As he lays this groundwork and introduces a decidedly biased American view towards its invaders, he includes a very brief scene that I believe encourages the reader to keep the events of the story in perspective by having one of the lead characters run across a fellow American on the run who did not have a “whites” vs “yellows” viewpoint.
“…since the anarchist believed that all government was wrong and that all men were to him in fact brothers, the difference to him was one of degree only. Looking at the PanAsians through Finney’s eyes there was nothing to hate; they were simply more misguided souls whose excesses were deplorable.”
After establishing the state of affairs, a portion of the novel is taken up with the scientific explanations of the potential weapon that was discovered and the highly imaginative way in which Heinlein’s protagonists set about exacting their revenge while regaining power. Without going into the kind of detail that would spoil the story, Heinlein uses religion as a potential vessel for American victory. I give him kudos because he did this in such a way that I felt was respectful to organized religion while at the same time being somewhat ludicrous and funny, one of those “so crazy it just might work” ideas.
Robert A. Heinlein was never one to shy away from trying to include plausible scientific/technical explanation in his works of fiction in a way that does not dumb it down for the audience but at the same time doesn’t overwhelm the story with mind-numbing jargon. He does this in The Day After Tomorrow with varying degrees of success, cleverly placing the reader in the hands of a protagonist who is not a scientist and can be counted on to tell the other cast members to “get to the point” when the narrative teeters too close to losing the audience.
The Day After Tomorrow is a short, 160 page novel that spends most of its time on set up making the final confrontation a more brief part of the story. The novel succeeds in that the moment isn’t too brief. Action is interspersed within longer periods of dialogue-based explanation in a manner that maintains a good strong pacing. There is the presence of subtle moments of humor that I suspect resonate more strongly with those who are old enough to remember the world in the pre-internet days.
If you have not experienced the early works of Robert A. Heinlein (pre-late 1960′s) then you are missing out on a real treat. The Day After Tomorrow is not my favorite Heinlein novel, but even with its character flaws it is vintage Heinlein replete with his consummate skill in telling a good story.

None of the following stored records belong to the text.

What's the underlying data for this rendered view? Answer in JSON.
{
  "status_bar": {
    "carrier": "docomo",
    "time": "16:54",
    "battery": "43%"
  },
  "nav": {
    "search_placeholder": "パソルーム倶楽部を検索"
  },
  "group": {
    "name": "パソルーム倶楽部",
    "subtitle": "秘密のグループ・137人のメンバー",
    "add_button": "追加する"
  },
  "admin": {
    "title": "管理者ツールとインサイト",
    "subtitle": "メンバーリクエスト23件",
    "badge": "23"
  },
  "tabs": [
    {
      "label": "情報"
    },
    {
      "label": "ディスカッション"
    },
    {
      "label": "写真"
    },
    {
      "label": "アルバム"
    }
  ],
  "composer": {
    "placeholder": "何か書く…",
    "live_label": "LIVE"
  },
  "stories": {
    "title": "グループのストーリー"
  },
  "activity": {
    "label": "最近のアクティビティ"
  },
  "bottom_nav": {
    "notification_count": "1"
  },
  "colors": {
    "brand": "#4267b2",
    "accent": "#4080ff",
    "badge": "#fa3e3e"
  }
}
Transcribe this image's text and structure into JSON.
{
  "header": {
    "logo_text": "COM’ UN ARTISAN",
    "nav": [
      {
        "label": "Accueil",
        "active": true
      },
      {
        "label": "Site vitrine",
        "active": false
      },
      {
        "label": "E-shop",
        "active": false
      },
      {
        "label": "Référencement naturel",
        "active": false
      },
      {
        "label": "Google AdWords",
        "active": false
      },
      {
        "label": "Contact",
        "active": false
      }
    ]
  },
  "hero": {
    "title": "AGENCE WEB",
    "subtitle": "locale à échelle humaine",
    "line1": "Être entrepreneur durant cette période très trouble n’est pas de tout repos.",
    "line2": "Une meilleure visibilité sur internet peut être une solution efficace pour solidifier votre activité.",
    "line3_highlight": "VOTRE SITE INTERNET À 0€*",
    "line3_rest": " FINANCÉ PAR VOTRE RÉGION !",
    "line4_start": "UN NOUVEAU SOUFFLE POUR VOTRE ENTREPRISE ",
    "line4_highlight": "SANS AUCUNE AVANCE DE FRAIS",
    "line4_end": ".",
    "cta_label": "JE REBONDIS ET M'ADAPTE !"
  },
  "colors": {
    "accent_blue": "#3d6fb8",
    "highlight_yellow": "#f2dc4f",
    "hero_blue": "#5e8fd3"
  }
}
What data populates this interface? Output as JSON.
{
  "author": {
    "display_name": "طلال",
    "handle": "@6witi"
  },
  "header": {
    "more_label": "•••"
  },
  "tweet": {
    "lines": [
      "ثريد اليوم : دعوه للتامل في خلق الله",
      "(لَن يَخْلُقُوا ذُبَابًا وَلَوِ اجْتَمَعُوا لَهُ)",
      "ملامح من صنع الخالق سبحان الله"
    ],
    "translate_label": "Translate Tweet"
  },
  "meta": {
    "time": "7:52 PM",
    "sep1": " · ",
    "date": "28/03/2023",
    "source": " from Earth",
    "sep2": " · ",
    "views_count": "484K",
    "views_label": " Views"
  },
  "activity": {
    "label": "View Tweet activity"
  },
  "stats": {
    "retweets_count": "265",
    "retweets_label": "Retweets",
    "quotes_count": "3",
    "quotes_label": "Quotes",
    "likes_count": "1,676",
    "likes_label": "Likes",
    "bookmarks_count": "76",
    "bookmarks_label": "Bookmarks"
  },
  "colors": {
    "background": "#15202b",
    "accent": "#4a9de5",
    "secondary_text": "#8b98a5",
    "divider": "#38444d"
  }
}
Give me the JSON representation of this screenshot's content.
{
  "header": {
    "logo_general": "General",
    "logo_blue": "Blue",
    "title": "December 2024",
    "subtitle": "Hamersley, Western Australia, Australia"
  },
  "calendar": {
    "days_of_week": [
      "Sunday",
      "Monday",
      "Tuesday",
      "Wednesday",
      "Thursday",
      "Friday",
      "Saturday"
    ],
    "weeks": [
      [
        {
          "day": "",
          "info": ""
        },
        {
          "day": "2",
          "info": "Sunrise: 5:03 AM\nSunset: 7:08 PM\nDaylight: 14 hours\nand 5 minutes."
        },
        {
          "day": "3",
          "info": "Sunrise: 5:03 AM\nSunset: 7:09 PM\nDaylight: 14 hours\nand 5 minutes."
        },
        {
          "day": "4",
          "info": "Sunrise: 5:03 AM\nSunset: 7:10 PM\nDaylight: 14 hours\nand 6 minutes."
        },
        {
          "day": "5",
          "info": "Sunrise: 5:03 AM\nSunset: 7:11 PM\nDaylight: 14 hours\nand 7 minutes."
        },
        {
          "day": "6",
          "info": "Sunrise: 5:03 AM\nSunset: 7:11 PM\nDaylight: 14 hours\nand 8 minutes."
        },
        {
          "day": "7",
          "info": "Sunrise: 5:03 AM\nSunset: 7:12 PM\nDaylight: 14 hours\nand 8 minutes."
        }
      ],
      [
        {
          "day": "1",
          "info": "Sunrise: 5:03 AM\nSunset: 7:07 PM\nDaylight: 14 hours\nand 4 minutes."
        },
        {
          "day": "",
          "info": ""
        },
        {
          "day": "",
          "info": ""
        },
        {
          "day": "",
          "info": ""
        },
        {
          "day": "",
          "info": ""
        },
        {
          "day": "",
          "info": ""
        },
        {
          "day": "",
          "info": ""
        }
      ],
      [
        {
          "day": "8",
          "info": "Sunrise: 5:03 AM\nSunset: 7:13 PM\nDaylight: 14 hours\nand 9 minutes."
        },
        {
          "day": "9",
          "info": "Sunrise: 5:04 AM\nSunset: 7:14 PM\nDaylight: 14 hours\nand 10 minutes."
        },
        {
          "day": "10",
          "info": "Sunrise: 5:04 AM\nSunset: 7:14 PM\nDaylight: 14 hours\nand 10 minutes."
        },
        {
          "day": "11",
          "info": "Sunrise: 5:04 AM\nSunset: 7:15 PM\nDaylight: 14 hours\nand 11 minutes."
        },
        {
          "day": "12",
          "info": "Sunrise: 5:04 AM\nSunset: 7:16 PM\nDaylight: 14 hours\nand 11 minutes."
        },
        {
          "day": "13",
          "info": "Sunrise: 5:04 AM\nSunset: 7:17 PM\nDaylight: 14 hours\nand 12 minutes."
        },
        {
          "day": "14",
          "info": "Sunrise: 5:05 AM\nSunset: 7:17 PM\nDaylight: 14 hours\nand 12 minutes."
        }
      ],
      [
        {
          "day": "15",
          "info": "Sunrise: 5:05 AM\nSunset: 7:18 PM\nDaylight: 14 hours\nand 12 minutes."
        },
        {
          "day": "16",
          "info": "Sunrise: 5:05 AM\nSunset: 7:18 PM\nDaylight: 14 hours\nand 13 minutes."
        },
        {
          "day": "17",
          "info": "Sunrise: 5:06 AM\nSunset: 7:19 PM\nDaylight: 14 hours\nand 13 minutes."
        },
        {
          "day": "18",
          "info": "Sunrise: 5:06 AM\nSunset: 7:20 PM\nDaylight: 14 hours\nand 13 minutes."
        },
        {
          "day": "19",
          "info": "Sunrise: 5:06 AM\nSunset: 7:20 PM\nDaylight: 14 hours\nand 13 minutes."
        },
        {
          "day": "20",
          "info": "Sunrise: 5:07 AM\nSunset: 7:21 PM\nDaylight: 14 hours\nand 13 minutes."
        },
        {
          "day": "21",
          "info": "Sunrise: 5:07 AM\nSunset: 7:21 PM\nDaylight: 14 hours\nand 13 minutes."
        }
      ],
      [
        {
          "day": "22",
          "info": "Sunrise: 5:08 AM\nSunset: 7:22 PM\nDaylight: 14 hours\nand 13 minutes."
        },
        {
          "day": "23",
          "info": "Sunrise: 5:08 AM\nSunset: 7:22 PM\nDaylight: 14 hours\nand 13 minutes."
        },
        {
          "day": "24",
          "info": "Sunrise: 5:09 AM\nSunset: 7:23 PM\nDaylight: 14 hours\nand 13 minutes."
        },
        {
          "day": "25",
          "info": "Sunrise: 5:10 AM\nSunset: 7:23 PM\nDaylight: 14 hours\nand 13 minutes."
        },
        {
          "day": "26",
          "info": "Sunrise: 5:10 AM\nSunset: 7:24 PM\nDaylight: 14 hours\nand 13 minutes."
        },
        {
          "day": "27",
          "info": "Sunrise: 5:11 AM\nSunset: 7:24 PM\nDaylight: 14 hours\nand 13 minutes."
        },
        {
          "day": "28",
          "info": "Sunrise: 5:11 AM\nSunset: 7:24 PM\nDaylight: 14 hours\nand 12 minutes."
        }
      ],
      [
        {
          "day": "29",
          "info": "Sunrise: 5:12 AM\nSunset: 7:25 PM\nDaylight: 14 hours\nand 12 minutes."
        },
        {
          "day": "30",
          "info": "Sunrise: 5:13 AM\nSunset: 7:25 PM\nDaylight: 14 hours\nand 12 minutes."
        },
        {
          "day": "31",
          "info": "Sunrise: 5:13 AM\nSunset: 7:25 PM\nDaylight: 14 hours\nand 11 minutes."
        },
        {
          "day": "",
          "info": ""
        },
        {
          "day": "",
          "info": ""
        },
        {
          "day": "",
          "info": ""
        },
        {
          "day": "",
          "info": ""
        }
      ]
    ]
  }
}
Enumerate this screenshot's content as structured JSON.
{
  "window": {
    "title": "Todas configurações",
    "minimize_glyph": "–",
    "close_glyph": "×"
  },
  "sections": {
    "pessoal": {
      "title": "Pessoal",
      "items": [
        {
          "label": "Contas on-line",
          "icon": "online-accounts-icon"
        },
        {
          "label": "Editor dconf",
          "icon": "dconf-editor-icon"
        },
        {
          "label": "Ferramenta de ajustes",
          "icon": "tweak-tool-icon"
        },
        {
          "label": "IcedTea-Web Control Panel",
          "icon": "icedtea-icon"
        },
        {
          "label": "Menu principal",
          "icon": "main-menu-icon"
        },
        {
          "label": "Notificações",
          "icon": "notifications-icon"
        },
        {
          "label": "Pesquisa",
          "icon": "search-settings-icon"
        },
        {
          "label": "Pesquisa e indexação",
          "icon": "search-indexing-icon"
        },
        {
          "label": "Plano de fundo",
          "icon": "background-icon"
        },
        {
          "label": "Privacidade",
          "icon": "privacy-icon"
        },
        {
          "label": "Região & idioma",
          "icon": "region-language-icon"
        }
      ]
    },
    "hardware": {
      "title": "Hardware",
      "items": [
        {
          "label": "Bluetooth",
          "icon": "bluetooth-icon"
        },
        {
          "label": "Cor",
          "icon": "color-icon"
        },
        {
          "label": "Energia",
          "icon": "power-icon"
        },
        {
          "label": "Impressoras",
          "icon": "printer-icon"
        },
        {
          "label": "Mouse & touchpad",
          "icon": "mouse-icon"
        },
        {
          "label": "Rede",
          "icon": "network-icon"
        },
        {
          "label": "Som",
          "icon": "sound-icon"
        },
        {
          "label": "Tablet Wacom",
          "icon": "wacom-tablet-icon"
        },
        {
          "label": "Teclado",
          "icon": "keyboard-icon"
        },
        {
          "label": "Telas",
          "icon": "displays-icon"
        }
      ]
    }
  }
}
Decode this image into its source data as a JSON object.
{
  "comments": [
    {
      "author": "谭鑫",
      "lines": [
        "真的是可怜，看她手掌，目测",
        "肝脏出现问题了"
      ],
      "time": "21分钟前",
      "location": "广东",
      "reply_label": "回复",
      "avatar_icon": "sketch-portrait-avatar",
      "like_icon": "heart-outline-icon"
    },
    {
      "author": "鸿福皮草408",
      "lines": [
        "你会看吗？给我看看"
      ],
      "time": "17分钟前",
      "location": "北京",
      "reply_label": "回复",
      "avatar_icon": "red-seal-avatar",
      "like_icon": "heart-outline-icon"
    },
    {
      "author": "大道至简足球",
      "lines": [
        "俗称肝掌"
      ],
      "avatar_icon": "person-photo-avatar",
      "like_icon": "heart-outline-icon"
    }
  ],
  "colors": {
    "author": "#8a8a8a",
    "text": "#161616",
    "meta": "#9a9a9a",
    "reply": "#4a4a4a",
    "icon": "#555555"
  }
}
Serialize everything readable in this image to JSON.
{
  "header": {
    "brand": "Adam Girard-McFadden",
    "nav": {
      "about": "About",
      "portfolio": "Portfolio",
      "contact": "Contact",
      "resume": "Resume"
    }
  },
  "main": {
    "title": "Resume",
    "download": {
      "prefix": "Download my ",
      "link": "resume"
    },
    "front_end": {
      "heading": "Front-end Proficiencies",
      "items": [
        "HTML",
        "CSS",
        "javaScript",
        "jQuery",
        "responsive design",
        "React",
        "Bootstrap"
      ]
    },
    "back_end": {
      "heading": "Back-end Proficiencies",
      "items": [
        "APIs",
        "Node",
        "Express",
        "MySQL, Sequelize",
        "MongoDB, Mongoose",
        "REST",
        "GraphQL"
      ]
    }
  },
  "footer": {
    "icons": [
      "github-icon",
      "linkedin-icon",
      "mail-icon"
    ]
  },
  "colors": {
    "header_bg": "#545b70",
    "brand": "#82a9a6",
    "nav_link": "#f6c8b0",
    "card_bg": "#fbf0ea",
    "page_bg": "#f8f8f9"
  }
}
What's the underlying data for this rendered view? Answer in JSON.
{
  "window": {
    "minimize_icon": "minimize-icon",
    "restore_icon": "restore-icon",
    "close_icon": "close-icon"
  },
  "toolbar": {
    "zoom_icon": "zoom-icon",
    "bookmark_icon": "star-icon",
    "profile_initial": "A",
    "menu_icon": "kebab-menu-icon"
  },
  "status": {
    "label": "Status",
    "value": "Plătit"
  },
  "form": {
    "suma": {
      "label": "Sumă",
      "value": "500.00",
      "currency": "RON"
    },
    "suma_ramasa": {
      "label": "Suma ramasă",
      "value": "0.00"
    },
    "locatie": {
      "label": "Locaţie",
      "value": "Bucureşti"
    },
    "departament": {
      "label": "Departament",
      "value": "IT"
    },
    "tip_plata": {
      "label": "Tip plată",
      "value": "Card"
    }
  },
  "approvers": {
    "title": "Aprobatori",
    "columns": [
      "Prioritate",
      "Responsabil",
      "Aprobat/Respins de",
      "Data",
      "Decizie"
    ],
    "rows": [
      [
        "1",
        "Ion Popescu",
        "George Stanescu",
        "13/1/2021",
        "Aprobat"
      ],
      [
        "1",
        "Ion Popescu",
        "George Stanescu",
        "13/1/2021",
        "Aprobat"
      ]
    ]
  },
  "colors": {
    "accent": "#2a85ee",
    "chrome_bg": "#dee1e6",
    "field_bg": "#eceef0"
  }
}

I have read quite a bit of engaging classic science fiction lately from talented, highly respected authors and when I pick up a Heinlein and start reading it there is something about it that sings. He was very good at what he did. The Day After Tomorrow is interesting in its own right but as a story that was published just months before the Japanese attacked America at Pearl Harbor, drawing this nation inexorably into World War II, it is fascinating. I cannot imagine what readers must have felt who experienced this serialized story in early 1941 and then sat stunned on December 7th of that same year. Wow!
If you can get past the “us” vs “them” racial issues of the story this is a piece of history that should be experienced.